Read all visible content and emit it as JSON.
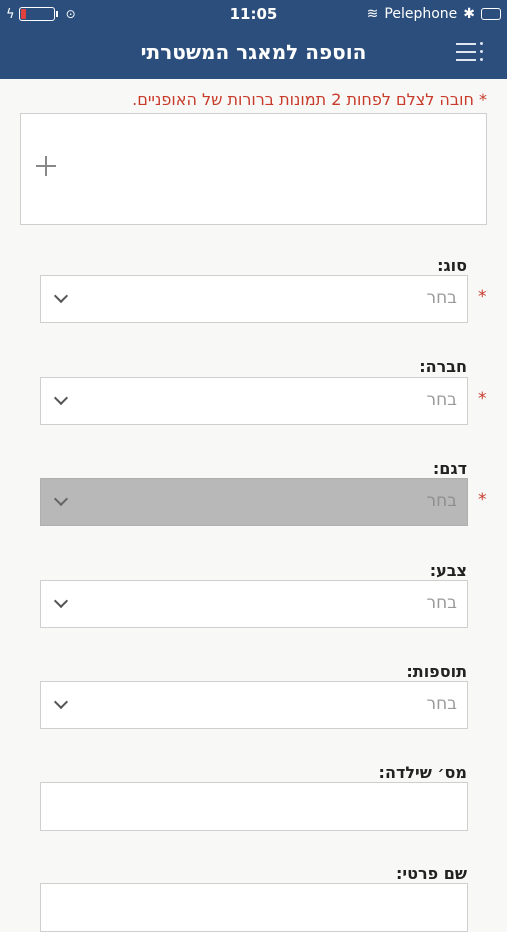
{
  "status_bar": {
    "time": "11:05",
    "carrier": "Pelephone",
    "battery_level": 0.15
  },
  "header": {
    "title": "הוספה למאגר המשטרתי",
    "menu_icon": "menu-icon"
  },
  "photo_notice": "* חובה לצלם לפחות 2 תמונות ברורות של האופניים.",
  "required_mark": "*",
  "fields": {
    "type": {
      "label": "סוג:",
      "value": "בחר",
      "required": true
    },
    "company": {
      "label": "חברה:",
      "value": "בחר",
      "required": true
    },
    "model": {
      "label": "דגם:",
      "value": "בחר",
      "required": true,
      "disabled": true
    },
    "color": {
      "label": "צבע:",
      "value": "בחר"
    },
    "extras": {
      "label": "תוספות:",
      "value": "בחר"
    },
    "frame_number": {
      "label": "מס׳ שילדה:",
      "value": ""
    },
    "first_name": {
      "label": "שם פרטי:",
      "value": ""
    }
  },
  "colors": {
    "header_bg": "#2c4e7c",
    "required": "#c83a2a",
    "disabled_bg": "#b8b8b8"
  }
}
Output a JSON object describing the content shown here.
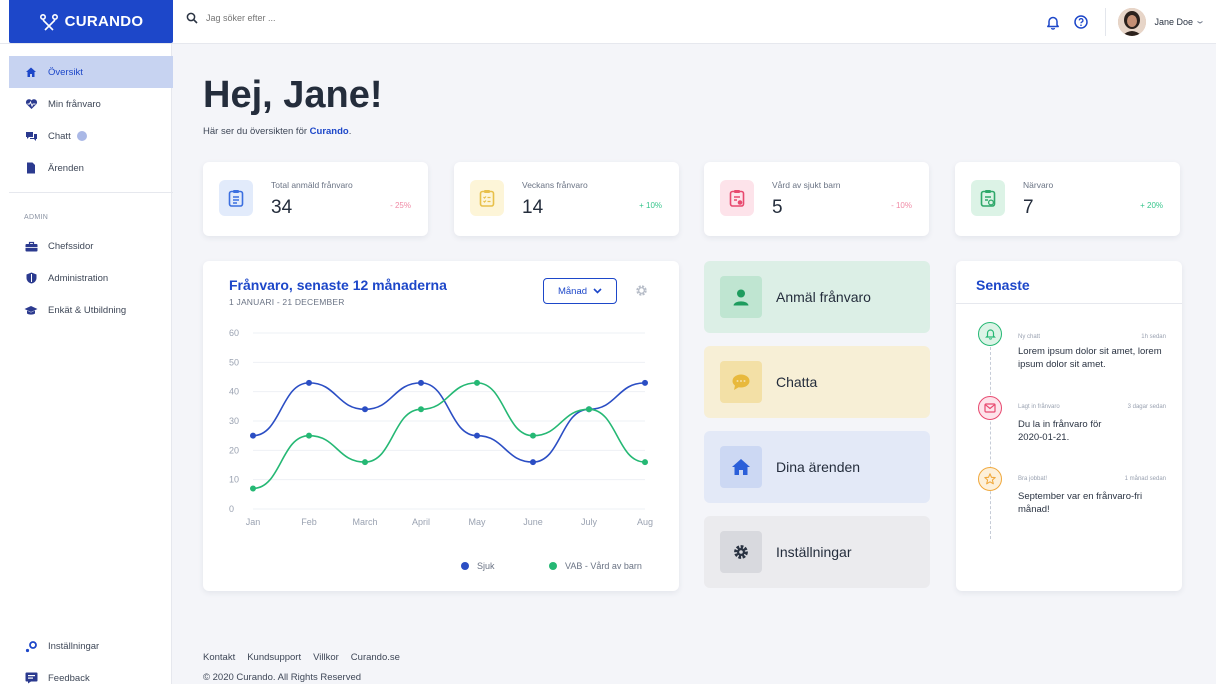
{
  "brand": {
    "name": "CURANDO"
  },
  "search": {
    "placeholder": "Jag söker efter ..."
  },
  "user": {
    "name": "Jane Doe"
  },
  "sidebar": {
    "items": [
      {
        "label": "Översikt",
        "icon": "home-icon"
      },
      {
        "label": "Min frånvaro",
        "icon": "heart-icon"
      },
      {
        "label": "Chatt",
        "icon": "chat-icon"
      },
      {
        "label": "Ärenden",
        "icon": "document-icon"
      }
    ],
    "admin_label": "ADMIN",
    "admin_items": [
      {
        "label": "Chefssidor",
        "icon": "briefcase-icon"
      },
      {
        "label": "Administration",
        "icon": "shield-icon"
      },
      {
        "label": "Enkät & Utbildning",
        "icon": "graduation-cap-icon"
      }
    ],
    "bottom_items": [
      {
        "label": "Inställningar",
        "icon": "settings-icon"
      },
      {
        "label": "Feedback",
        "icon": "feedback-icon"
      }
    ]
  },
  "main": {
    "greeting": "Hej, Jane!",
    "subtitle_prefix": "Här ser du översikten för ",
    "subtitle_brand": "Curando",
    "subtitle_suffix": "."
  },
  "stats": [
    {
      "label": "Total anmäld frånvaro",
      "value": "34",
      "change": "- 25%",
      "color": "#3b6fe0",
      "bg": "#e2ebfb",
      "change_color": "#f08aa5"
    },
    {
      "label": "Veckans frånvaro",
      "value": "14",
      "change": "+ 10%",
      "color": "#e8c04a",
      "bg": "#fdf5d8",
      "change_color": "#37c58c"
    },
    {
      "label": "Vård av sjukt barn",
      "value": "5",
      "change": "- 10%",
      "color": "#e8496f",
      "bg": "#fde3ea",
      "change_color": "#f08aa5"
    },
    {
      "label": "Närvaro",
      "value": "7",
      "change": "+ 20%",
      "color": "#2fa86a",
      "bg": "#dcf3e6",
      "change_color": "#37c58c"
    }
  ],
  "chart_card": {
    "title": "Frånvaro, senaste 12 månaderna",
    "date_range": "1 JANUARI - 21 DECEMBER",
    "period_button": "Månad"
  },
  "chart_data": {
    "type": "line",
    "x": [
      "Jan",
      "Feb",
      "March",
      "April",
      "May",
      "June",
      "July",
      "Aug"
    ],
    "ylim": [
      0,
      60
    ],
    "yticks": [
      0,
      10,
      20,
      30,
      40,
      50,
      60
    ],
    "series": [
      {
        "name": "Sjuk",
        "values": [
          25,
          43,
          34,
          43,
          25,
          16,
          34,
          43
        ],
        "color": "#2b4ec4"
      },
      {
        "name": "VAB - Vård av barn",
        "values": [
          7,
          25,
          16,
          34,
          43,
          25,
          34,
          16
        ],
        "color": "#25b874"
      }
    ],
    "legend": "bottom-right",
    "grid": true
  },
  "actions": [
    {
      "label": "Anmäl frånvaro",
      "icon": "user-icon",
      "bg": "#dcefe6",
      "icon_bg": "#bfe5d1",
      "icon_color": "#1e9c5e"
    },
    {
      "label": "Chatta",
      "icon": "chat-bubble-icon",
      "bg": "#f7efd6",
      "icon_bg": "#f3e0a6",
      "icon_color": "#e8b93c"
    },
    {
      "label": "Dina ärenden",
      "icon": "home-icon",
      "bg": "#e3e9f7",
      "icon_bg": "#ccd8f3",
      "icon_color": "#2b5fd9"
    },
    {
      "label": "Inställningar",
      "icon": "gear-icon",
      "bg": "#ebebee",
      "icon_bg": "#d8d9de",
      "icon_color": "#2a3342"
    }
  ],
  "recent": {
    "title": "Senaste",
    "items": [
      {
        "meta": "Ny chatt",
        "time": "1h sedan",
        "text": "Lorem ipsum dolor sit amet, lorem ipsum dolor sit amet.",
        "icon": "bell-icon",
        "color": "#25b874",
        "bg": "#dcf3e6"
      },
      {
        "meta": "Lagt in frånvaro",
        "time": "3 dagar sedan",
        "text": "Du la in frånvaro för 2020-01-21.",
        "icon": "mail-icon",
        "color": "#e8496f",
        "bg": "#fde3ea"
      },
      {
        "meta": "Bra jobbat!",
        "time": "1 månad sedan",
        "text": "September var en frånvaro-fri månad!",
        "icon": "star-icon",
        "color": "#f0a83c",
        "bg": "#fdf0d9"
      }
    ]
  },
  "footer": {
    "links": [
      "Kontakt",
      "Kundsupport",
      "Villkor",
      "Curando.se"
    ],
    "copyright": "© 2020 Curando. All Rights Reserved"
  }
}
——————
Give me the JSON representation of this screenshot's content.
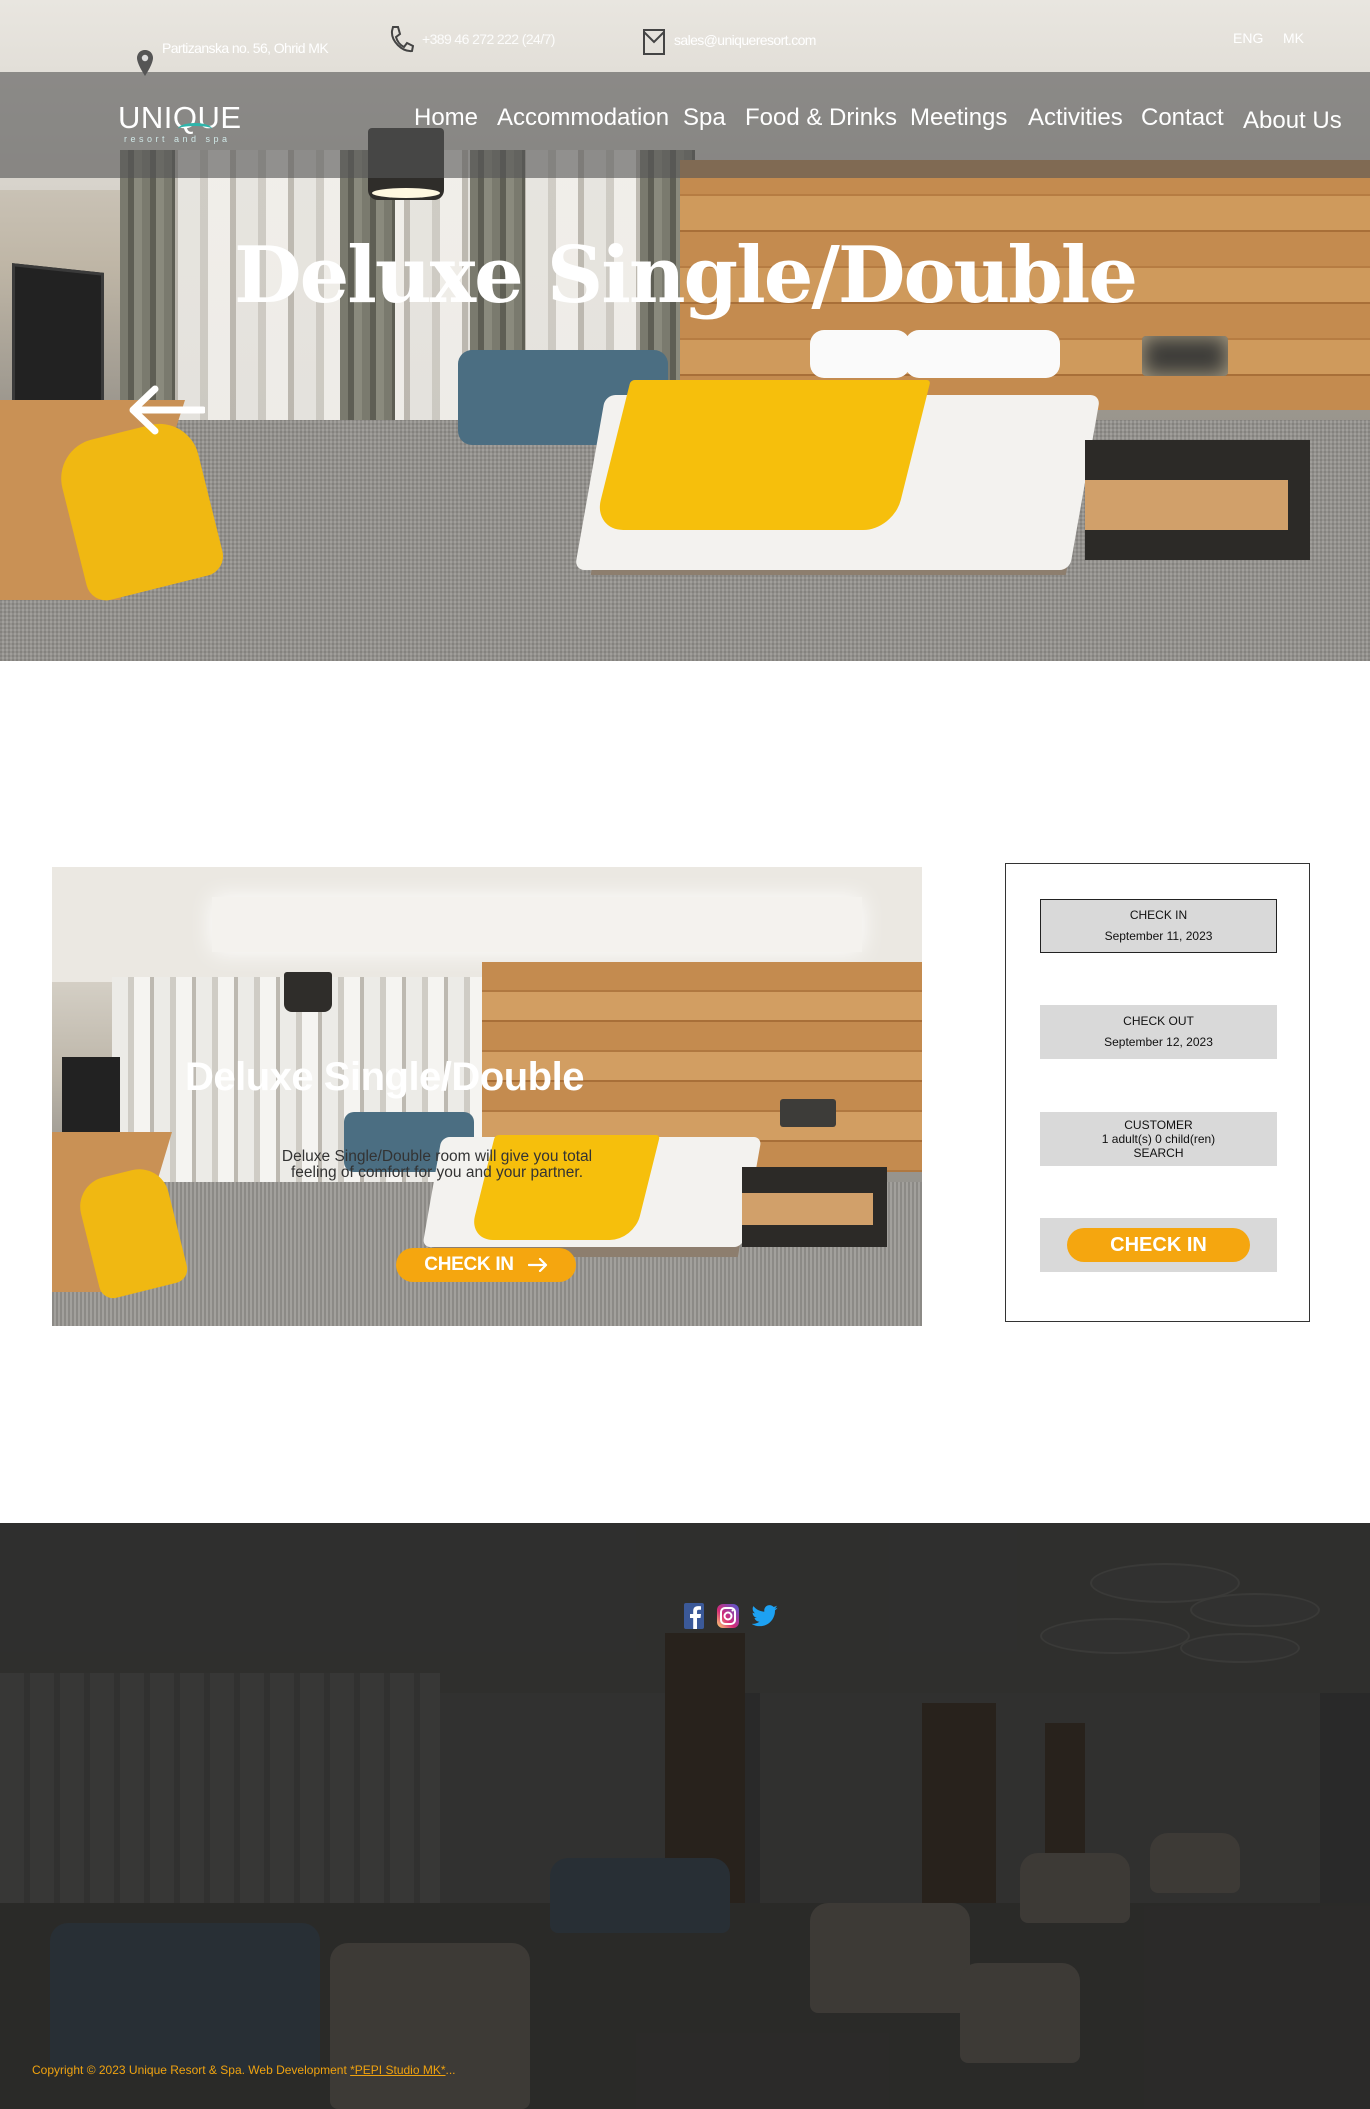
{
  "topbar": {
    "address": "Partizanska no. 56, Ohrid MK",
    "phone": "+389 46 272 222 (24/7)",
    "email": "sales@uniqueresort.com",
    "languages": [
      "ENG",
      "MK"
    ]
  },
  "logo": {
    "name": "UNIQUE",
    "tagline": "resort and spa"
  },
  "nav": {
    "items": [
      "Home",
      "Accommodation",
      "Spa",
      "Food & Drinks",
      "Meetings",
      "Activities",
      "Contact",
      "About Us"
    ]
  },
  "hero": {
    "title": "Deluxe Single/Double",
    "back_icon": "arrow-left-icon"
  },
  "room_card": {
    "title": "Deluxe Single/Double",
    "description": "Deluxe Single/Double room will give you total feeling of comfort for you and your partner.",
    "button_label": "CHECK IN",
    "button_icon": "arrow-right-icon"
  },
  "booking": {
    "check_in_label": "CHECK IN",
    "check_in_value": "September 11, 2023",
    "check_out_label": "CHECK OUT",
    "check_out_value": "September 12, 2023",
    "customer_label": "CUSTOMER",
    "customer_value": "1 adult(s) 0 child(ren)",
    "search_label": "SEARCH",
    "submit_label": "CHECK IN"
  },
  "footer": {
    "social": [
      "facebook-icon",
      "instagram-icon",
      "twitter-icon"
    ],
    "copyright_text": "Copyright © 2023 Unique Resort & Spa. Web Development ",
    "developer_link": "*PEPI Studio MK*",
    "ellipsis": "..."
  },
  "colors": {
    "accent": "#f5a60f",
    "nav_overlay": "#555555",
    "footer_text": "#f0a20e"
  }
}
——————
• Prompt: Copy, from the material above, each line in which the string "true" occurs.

• Output of the exercise:
      "required": true
      "required": true
      "required": true,
      "disabled": true
    "grid": true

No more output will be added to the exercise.